Do you upload your work to the web? If so, where could we see it?
What role does technology play in your creative process?
Technology related to my work goes only as far as digital photo references and scanning. I prefer the traditional hand made art of painters, etc. over digitally created artwork.
What is art?
Art is everything.
When do you get your best ideas?
Walking down the street daydreaming, while watching t.v., during a conversation with a friend. In other words I get ideas for my work whenever they come to me. It's a pretty free form process.
How do you evaluate whether an idea is good or not?
I don't really try to evaluate whether or not an idea is good or bad. Sometimes you just know if something doesn't work. I just try to make it as aesthetically pleasing as possible. Of course subject matter is important but you can't really go wrong with the female form.
When and how did you begin to see yourself as an artist?
I began to see myself as an artist at a very young age. Everything art related always came so naturally to me and I enjoyed the reaction I would get from others as I was creating or after I had created a piece of artwork.
I began to realize that I made a special talent and a unique way of seeing things.
How should a work of art be evaluated?
A work of art should be evaluated based on the personal reaction to it. If the work is painstakingly tiresome to create yet doesn't evoke any emotional reaction from you, then there's your evaluation. And on the other hand, a work could be created in a few simple strokes in a matter of minutes and still speak volumes to the viewer.
Must an artist reinvent him/herself everyday?
No, I don't believe so. Saying this is definitely true sounds like a cop out to me. If you have an idea for a body of work that would take a good amount of time to complete, that is an accomplishment in itself. You can be in the same frame of mind while creating this cohesive statement and not have to worry about having a different vision everyday.
Which artists do you admire and how do they influence your work?
I admire the mixed media images of Dave McKean,

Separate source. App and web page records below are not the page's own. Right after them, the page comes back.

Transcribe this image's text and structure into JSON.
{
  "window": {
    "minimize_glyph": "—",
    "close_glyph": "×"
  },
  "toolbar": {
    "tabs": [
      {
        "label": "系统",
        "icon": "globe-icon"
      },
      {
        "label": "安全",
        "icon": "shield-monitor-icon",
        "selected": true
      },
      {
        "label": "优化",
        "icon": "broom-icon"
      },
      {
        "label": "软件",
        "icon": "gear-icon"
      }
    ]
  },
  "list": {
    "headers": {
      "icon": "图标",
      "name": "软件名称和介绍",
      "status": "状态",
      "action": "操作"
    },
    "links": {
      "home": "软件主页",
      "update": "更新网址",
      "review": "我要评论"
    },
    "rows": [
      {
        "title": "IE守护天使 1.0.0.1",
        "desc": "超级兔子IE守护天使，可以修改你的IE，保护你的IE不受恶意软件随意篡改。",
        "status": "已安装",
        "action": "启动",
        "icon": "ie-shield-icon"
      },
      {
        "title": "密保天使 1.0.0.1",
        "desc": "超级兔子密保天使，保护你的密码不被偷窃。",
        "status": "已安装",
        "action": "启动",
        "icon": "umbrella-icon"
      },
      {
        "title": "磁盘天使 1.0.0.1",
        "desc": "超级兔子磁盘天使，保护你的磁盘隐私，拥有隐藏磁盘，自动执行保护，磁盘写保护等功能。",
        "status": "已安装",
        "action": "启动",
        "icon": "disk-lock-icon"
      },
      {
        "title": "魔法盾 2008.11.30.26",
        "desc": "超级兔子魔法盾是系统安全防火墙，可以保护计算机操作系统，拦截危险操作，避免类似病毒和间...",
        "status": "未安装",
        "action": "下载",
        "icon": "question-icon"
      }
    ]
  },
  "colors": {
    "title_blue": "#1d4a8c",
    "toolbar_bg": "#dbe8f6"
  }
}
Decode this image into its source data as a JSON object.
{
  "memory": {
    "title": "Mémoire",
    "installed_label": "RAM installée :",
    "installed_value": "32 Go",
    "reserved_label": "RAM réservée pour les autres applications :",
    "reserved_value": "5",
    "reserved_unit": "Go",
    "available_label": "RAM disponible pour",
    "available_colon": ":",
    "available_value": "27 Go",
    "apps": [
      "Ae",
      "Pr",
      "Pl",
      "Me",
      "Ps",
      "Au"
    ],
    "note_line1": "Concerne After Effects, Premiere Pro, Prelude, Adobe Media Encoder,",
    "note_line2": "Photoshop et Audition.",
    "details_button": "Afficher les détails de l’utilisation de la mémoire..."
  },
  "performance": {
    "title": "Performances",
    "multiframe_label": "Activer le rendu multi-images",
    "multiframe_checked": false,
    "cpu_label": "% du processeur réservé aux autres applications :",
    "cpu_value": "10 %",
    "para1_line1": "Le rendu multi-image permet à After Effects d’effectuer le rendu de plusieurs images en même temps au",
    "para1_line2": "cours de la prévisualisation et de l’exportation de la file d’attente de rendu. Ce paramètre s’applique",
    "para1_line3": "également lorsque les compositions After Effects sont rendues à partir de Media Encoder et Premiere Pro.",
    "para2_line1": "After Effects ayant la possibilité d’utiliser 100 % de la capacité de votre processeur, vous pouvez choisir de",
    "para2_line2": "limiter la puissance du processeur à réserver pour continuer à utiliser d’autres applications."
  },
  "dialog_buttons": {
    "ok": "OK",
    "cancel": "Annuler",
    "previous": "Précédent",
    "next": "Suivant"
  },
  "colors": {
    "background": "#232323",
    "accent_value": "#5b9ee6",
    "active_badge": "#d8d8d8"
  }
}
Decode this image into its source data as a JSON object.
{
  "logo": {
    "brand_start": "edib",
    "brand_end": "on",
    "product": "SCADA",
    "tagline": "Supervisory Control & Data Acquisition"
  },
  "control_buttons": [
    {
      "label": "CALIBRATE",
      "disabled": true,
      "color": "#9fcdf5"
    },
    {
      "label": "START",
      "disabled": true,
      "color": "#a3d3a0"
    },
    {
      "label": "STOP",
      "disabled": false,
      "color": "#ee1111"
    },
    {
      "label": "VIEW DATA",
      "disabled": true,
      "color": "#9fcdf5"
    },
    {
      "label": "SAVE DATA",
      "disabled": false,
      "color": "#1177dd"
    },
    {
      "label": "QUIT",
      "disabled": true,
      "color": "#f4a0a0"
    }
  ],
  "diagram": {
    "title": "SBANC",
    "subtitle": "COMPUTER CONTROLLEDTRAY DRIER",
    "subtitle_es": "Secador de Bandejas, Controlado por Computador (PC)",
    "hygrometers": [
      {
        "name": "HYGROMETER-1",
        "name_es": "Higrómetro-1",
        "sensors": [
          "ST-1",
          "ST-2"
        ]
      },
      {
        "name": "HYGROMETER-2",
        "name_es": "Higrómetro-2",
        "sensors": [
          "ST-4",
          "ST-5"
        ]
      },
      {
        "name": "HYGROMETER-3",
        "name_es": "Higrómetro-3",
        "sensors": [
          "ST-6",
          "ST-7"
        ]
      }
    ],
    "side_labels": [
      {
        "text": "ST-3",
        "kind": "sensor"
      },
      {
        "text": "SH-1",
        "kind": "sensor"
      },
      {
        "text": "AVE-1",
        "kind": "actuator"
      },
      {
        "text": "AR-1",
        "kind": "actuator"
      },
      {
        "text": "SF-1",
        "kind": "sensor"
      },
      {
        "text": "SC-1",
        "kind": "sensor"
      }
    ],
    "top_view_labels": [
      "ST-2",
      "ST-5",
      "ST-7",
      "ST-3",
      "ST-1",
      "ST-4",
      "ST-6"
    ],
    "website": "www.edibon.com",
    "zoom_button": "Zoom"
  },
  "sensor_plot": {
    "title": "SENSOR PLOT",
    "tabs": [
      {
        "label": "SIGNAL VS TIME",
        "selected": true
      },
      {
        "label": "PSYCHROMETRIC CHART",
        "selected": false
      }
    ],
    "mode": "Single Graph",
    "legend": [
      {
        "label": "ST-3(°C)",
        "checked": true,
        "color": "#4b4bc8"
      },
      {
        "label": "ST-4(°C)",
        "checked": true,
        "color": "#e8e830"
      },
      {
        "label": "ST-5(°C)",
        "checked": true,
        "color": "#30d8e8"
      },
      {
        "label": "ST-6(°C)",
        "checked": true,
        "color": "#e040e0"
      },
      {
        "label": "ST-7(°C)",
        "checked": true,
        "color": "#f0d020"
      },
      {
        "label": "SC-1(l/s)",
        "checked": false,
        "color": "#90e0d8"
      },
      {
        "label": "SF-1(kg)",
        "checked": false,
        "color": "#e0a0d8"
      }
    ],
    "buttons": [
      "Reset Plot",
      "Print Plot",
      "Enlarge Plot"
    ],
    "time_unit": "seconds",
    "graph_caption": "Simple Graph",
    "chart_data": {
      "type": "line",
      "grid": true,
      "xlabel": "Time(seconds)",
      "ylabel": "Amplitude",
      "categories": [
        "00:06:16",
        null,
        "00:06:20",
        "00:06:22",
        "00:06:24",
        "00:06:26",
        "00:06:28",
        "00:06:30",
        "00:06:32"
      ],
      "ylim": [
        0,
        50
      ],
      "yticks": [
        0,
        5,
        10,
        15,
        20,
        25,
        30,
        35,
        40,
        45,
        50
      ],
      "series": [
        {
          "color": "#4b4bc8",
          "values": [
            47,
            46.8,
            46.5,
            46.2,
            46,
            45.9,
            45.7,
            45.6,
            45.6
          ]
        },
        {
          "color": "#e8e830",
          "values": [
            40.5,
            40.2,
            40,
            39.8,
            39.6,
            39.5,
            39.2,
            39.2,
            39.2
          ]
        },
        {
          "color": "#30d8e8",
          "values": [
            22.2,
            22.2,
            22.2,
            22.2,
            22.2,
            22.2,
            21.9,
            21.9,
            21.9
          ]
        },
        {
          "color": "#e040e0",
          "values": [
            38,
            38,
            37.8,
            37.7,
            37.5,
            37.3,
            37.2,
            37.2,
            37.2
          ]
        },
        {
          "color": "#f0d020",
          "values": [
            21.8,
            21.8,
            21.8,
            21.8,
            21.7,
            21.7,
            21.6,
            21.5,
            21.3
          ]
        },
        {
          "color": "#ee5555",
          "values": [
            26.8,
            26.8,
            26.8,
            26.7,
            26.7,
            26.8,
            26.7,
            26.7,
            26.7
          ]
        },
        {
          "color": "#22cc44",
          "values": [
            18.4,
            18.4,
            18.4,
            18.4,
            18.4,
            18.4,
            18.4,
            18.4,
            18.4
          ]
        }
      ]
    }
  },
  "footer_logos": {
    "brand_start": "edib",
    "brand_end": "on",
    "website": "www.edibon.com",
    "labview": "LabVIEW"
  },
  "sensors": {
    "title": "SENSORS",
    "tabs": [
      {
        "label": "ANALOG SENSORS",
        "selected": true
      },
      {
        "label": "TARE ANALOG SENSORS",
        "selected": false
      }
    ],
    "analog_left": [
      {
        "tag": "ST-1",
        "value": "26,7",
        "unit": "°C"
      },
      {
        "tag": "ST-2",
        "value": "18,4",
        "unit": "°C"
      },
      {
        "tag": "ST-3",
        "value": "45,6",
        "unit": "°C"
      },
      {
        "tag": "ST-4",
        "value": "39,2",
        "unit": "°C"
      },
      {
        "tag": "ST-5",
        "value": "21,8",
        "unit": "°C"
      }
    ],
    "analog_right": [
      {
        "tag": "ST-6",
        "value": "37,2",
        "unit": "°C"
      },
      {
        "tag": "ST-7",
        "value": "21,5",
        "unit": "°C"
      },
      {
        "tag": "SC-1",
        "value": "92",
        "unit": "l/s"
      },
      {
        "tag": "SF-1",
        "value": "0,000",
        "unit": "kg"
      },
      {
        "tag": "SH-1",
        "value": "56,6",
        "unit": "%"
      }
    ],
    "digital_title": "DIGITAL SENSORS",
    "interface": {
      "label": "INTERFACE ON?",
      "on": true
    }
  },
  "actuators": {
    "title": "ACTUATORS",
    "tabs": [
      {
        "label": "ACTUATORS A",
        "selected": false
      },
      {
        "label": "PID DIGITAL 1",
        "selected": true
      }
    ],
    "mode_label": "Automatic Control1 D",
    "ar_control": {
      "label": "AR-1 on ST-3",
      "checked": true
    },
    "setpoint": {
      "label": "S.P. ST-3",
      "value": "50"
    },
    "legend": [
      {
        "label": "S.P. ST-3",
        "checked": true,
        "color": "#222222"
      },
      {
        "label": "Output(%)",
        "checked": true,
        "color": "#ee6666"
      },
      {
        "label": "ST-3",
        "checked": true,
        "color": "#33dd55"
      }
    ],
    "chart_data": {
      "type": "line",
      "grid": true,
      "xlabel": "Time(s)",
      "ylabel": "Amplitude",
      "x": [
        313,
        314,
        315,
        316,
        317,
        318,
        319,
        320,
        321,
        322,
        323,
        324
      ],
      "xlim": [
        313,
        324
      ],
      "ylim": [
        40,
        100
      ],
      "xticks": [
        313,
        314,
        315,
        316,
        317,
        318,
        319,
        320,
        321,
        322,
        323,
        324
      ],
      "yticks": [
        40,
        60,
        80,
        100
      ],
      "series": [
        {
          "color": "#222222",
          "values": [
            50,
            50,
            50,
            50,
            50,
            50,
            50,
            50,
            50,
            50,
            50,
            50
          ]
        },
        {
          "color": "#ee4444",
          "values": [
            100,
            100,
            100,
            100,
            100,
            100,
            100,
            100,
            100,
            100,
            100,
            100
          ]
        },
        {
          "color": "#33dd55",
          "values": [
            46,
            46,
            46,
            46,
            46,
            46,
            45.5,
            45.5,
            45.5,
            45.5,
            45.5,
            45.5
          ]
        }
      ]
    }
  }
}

the paintings of Joe Sorren, Egon Schiele, and Ralph Steadman.
What do you think about public funding for the arts?
I think it is a great show of appreciation. Without artists our communities would not be as visually appealing and diverse.
Is art necessary?
Of course art is necessary! Art is everywhere, in everything. Art is in landscaping, architecture, advertising, inside our very homes in the form of packaging and furniture. The world would be a very dull place without even half of the artwork we see around us everyday.
In art, there is no guide. How do you know what the next step is?
There are many steps, it is up to the artist to decide what to do next. There usually isn't a right or wrong order.
Do you personally collect any items?
I collect teabags and thread to create my art. I am also a bit of a fashion nut and shopping is definitely one of my weaknesses. Thank you fashion designers!